    the user has to carefully consider the signal integrity of the overall test system including board design/components/socket. Mechanical Requirements

    The mechanical requirements include mechanical alignment, compliance, and pin reliability. Mechanical alignment has been greatly challenged by higher pin counts and smaller solder resist openings, particularly in land grid array (LGA) applications. Currently, the majority of test sockets use passive alignment control in which the contact accuracy between pin and solder resist opening is determined by the tolerance stack-up of mechanical guiding mechanisms. The limit of passive alignment capability is quickly being reached because manufacturing tolerance control is approximately a few microns. The employment of active alignment or an optical handling system is one of the options to enable continuous size reduction of package and solder resist opening, smaller pitches, and higher pin counts.
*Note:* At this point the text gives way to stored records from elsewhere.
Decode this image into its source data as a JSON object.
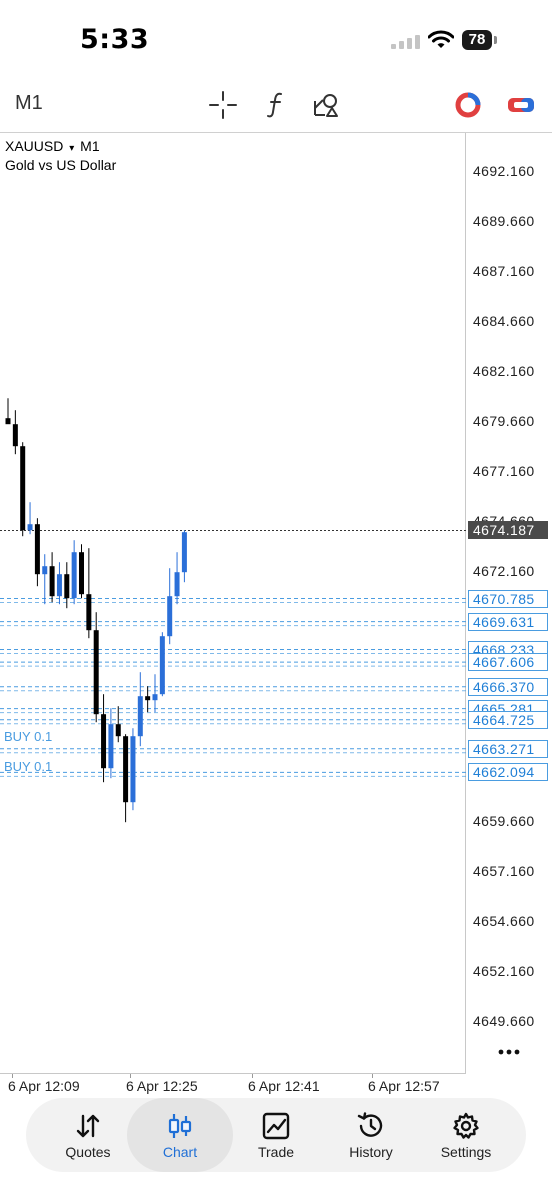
{
  "status_bar": {
    "time": "5:33",
    "battery": "78"
  },
  "toolbar": {
    "timeframe": "M1"
  },
  "chart": {
    "symbol": "XAUUSD",
    "symbol_caret": "▾",
    "timeframe": "M1",
    "description": "Gold vs US Dollar",
    "current_price": "4674.187",
    "order_prices": [
      "4670.785",
      "4669.631",
      "4668.233",
      "4667.606",
      "4666.370",
      "4665.281",
      "4664.725",
      "4663.271",
      "4662.094"
    ],
    "order_labels": [
      "BUY 0.1",
      "BUY 0.1"
    ],
    "colors": {
      "bull": "#2b6fd8",
      "bear": "#000000",
      "order_line": "#4a9ce0",
      "current_price_bg": "#4a4a4a"
    }
  },
  "chart_data": {
    "type": "candlestick",
    "ylim": [
      4647.5,
      4694.5
    ],
    "y_ticks": [
      "4692.160",
      "4689.660",
      "4687.160",
      "4684.660",
      "4682.160",
      "4679.660",
      "4677.160",
      "4674.660",
      "4672.160",
      "4659.660",
      "4657.160",
      "4654.660",
      "4652.160",
      "4649.660"
    ],
    "x_ticks": [
      "6 Apr 12:09",
      "6 Apr 12:25",
      "6 Apr 12:41",
      "6 Apr 12:57"
    ],
    "candles": [
      {
        "o": 4679.8,
        "h": 4680.8,
        "l": 4679.6,
        "c": 4679.5
      },
      {
        "o": 4679.5,
        "h": 4680.2,
        "l": 4678.0,
        "c": 4678.4
      },
      {
        "o": 4678.4,
        "h": 4678.6,
        "l": 4673.9,
        "c": 4674.2
      },
      {
        "o": 4674.2,
        "h": 4675.6,
        "l": 4674.0,
        "c": 4674.5
      },
      {
        "o": 4674.5,
        "h": 4674.8,
        "l": 4671.4,
        "c": 4672.0
      },
      {
        "o": 4672.0,
        "h": 4673.0,
        "l": 4670.5,
        "c": 4672.4
      },
      {
        "o": 4672.4,
        "h": 4673.1,
        "l": 4670.6,
        "c": 4670.9
      },
      {
        "o": 4670.9,
        "h": 4672.6,
        "l": 4670.5,
        "c": 4672.0
      },
      {
        "o": 4672.0,
        "h": 4672.6,
        "l": 4670.3,
        "c": 4670.8
      },
      {
        "o": 4670.8,
        "h": 4673.7,
        "l": 4670.5,
        "c": 4673.1
      },
      {
        "o": 4673.1,
        "h": 4673.5,
        "l": 4670.8,
        "c": 4671.0
      },
      {
        "o": 4671.0,
        "h": 4673.3,
        "l": 4668.8,
        "c": 4669.2
      },
      {
        "o": 4669.2,
        "h": 4670.1,
        "l": 4664.6,
        "c": 4665.0
      },
      {
        "o": 4665.0,
        "h": 4666.0,
        "l": 4661.6,
        "c": 4662.3
      },
      {
        "o": 4662.3,
        "h": 4665.3,
        "l": 4661.8,
        "c": 4664.5
      },
      {
        "o": 4664.5,
        "h": 4665.4,
        "l": 4663.6,
        "c": 4663.9
      },
      {
        "o": 4663.9,
        "h": 4664.0,
        "l": 4659.6,
        "c": 4660.6
      },
      {
        "o": 4660.6,
        "h": 4664.3,
        "l": 4660.2,
        "c": 4663.9
      },
      {
        "o": 4663.9,
        "h": 4667.1,
        "l": 4663.4,
        "c": 4665.9
      },
      {
        "o": 4665.9,
        "h": 4666.4,
        "l": 4665.1,
        "c": 4665.7
      },
      {
        "o": 4665.7,
        "h": 4667.0,
        "l": 4665.1,
        "c": 4666.0
      },
      {
        "o": 4666.0,
        "h": 4669.1,
        "l": 4665.9,
        "c": 4668.9
      },
      {
        "o": 4668.9,
        "h": 4672.3,
        "l": 4668.5,
        "c": 4670.9
      },
      {
        "o": 4670.9,
        "h": 4673.1,
        "l": 4670.5,
        "c": 4672.1
      },
      {
        "o": 4672.1,
        "h": 4674.2,
        "l": 4671.6,
        "c": 4674.1
      }
    ]
  },
  "tabs": [
    {
      "label": "Quotes",
      "icon": "sort-arrows-icon"
    },
    {
      "label": "Chart",
      "icon": "candlestick-icon"
    },
    {
      "label": "Trade",
      "icon": "trend-chart-icon"
    },
    {
      "label": "History",
      "icon": "history-clock-icon"
    },
    {
      "label": "Settings",
      "icon": "gear-icon"
    }
  ]
}
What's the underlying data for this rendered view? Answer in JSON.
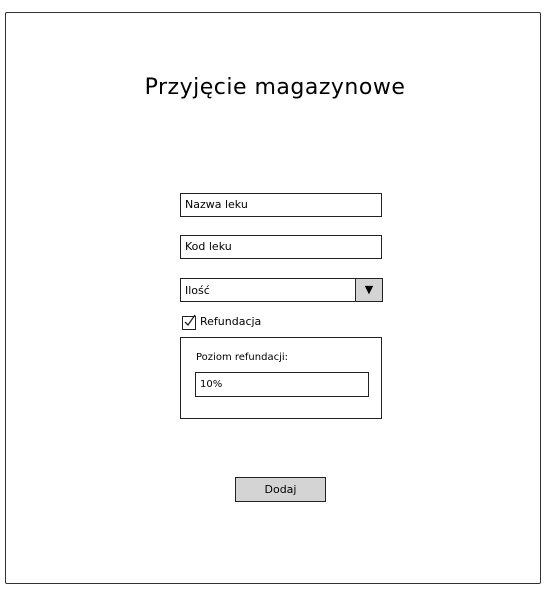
{
  "page": {
    "title": "Przyjęcie magazynowe"
  },
  "form": {
    "drug_name": {
      "placeholder": "Nazwa leku"
    },
    "drug_code": {
      "placeholder": "Kod leku"
    },
    "quantity": {
      "selected": "Ilość",
      "arrow_icon": "triangle-down-icon"
    },
    "refund_checkbox": {
      "label": "Refundacja",
      "checked": true
    },
    "refund_panel": {
      "label": "Poziom refundacji:",
      "value": "10%"
    },
    "submit_label": "Dodaj"
  }
}
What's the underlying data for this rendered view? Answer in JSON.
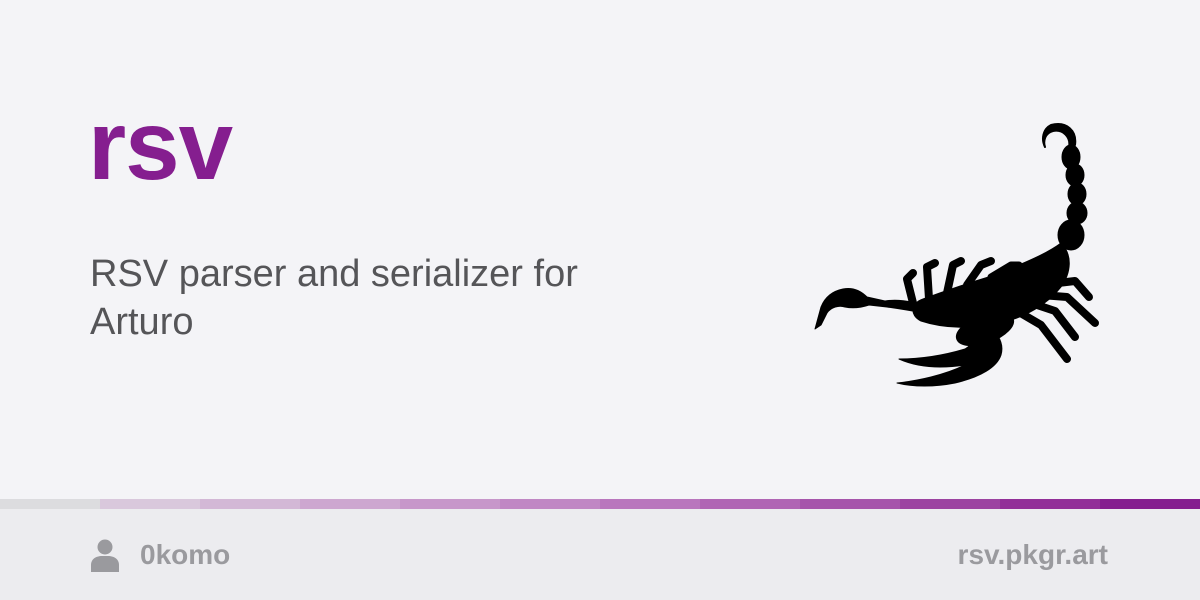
{
  "package": {
    "name": "rsv",
    "description": "RSV parser and serializer for Arturo",
    "logo_icon": "scorpion-icon"
  },
  "footer": {
    "author_icon": "user-icon",
    "author": "0komo",
    "domain": "rsv.pkgr.art"
  },
  "colors": {
    "accent": "#851e8f",
    "background": "#f4f4f7",
    "footer_background": "#ececef",
    "muted_text": "#9a9a9e",
    "description_text": "#555558",
    "progress_segments": [
      "#dcdcdf",
      "#d9c8dc",
      "#d3b8d6",
      "#cda7d0",
      "#c797ca",
      "#c087c4",
      "#b976bd",
      "#b065b4",
      "#a654ab",
      "#9c43a1",
      "#922f98",
      "#851e8f"
    ]
  }
}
    Compliance is considered as the mechanical contact accuracy in the third dimension (Z-direction), in which the total contact stroke should take into account both the co-planarity of operating pin height and the non-flatness of the DUT pins, in addition to a minimum required pin compression. In general, the total stroke of the contact is between 0.3 mm and 0.5 mm. However, as required pin sizes get smaller, it may not be feasible to maintain the same stroke and thus the compression issue may become the bottleneck of electrical contact performance.

    Contactor pin reliability and pin tip wear-out have also experienced challenges because tight geometric constraints prevent adding redundant strength to the pins. The testing environment becomes more difficult with higher temperatures, higher currents, smaller pin tip contacts, etc.